There are quite a few definitions of content coaching. If you google the term, you'll get a few results that point you generally in the same...
What impacts student learning most is not a new conversation here in the USA (or in the world for that matter). It's been hotly debated for quite some time.
What impacts student learning most?
Learning must be measured by tests.
Or, wait, tests hinder learning.
How does technology impact learning?
Standards-based, flipped classroom, project-based, problem-based, student centered, backwards planning, flexible seating...
Wow - so many things. So many ways to impact student learning.
How in the world do we know what strategies impact students the most?
That's just it... there is no ONE strategy that will impact student learning more than another.
... there is one person.
If you're reading this post, this is probably no surprise to you that teachers are the number one influencer in a student's learning.
But I don't want to just say that and claim it as truth.
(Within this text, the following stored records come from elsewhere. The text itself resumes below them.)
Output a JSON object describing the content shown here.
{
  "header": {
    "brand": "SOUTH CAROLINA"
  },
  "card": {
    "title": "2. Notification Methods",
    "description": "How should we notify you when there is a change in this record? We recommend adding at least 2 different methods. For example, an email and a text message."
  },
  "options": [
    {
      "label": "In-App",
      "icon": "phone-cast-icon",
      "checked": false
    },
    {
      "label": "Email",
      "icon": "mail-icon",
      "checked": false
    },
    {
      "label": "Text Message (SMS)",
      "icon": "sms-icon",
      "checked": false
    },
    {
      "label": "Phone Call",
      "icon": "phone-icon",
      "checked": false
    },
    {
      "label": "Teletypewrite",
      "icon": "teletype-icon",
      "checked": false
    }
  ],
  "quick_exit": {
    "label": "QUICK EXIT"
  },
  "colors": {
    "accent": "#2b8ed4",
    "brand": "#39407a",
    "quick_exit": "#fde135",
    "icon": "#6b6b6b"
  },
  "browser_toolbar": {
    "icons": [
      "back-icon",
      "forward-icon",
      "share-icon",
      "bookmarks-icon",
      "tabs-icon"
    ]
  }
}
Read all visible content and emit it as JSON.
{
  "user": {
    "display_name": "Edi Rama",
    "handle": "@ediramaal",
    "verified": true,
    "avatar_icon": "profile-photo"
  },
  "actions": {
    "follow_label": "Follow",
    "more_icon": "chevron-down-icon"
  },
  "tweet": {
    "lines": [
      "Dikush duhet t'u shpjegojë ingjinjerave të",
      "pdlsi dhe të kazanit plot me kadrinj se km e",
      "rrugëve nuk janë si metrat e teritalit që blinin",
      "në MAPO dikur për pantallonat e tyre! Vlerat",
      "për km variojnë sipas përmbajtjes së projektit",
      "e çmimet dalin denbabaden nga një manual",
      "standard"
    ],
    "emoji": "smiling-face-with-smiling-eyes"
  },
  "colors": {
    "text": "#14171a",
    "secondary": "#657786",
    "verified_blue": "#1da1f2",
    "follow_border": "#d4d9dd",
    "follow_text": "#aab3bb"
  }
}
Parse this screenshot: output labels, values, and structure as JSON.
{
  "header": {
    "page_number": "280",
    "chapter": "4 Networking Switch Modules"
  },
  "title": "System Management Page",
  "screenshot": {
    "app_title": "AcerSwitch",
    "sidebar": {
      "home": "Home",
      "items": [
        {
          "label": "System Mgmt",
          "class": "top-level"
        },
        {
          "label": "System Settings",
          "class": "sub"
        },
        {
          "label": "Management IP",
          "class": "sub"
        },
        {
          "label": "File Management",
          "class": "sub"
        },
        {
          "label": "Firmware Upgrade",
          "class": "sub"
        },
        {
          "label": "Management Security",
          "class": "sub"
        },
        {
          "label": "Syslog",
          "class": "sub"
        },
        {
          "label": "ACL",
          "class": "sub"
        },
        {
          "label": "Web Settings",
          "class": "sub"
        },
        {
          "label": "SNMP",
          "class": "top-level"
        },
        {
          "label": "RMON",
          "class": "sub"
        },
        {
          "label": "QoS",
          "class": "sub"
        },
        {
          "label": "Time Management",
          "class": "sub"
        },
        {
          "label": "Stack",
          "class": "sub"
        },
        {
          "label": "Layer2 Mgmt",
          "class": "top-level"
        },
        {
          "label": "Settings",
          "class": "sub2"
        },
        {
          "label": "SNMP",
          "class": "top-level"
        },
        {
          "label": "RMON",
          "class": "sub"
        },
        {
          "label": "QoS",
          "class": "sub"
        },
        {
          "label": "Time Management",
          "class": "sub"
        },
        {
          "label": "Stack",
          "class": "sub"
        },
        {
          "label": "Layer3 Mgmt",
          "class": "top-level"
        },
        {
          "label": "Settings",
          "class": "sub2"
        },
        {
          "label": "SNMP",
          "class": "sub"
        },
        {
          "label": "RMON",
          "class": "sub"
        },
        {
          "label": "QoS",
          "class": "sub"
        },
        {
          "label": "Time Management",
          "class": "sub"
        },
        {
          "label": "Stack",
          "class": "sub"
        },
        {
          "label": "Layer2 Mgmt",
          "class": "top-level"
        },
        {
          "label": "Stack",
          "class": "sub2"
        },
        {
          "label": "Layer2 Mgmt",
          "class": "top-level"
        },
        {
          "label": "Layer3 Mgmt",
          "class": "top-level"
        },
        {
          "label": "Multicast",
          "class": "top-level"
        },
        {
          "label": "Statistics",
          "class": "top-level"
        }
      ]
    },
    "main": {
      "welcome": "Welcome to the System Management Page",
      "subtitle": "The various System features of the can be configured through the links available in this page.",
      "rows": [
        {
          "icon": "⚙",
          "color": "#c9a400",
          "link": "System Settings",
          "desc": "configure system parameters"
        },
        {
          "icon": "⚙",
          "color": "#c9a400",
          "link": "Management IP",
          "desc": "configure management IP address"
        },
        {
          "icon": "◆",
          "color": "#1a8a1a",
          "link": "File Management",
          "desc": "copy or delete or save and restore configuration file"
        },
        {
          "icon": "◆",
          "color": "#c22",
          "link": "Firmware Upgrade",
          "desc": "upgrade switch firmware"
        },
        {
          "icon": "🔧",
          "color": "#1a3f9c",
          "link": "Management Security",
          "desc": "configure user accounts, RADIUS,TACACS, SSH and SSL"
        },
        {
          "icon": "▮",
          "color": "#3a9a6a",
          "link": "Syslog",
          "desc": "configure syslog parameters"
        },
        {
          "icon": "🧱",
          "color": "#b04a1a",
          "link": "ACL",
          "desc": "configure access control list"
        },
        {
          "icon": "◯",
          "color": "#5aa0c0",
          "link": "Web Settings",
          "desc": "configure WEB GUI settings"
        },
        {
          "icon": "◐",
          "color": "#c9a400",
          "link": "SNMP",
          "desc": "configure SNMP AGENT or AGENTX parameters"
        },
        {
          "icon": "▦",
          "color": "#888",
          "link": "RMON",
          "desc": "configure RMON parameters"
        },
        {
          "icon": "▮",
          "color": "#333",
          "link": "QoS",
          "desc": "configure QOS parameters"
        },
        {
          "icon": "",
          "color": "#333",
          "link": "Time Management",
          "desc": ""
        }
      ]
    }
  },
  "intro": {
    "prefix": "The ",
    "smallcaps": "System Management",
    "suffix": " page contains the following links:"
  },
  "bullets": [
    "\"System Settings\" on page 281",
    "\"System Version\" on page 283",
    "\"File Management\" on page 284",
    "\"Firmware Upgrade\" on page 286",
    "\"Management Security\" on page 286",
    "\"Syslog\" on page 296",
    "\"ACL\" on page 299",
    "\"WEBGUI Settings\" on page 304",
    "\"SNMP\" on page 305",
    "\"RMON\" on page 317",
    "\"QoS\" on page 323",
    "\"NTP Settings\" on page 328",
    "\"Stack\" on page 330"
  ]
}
I want you to see for yourself.
Economists Raj Chetty and John N. Friedman of Harvard and Jonah E....
I've been thinking about how to go about writing this post for some time now. And here's why. I am huge believer in the power of the culture of your classroom. I believe it is the undercurrent of every single classroom, contributed to by every facet of the classroom, and does not overlook anyone in the room with its impact.
In the flipped classroom, it is imperative - and this is the main takeaway I want you to get - I'll say it again, IMPERATIVE that you as the teacher spend time consciously thinking about and anticipating your flipped classroom culture. You'll see what I mean by this as you get deeper into this post, but to quickly show the significance here I'll say that you don't want to do all this work in flipping your classroom just to have a traditional classroom culture that sabotages all that work you've done.
The good news is that it's largely in your control. The not so good news is that, well, it can totally sabotage all this hard work...
"I don't learn this way," a student said in the second week or so of the new school year. At that point students had taken notes from about two videos in our first unit of the course, and this was her (as it was for most students) first flipped classroom experience.
"I just don't learn this way, you know, from a video," she repeated.
In an attempt to be patient and empathetic I tried reiterate what I was hearing her say, and then to be honest with her in a respectful manner. So I said, "I hear you saying that taking notes from a video is new for you, and that you're used to taking notes from a teacher standing at the front of the room, is that right? Well, let me ask you this... when you want to learn something new that you see someone do on social media, for instance you LOVE someone's new look and how she put on eyeliner. What do you do to learn how to do it the exact same way?"
"I look it up on Youtube. [long pause] O, I get it."
This post is a bit different from more recent posts that focus on ways to make a thriving flipped classroom. Instead of 5 ways to start or tools of the trade, this post is a bit more personal and vulnerable. I appreciate your grace when you read this, but even though I'm a bit more vulnerable, I feel impelled to share it so that we can all be a bit more transparent about our experiences in the classroom and, more importantly, so that you have some takeaways for your flipped classroom. So here we go.
First let me start by giving some context around the word "failed" when I say How I "Failed" my students in the flipped classroom. I do not mean that I gave them a failing grade for the course. What I mean is how I, as their teacher, did not have a great year in the flipped classroom; how I let me students down because I, frankly, got lazy.
Now, my students don't know the difference in how I was this year in comparison to past years' performances,...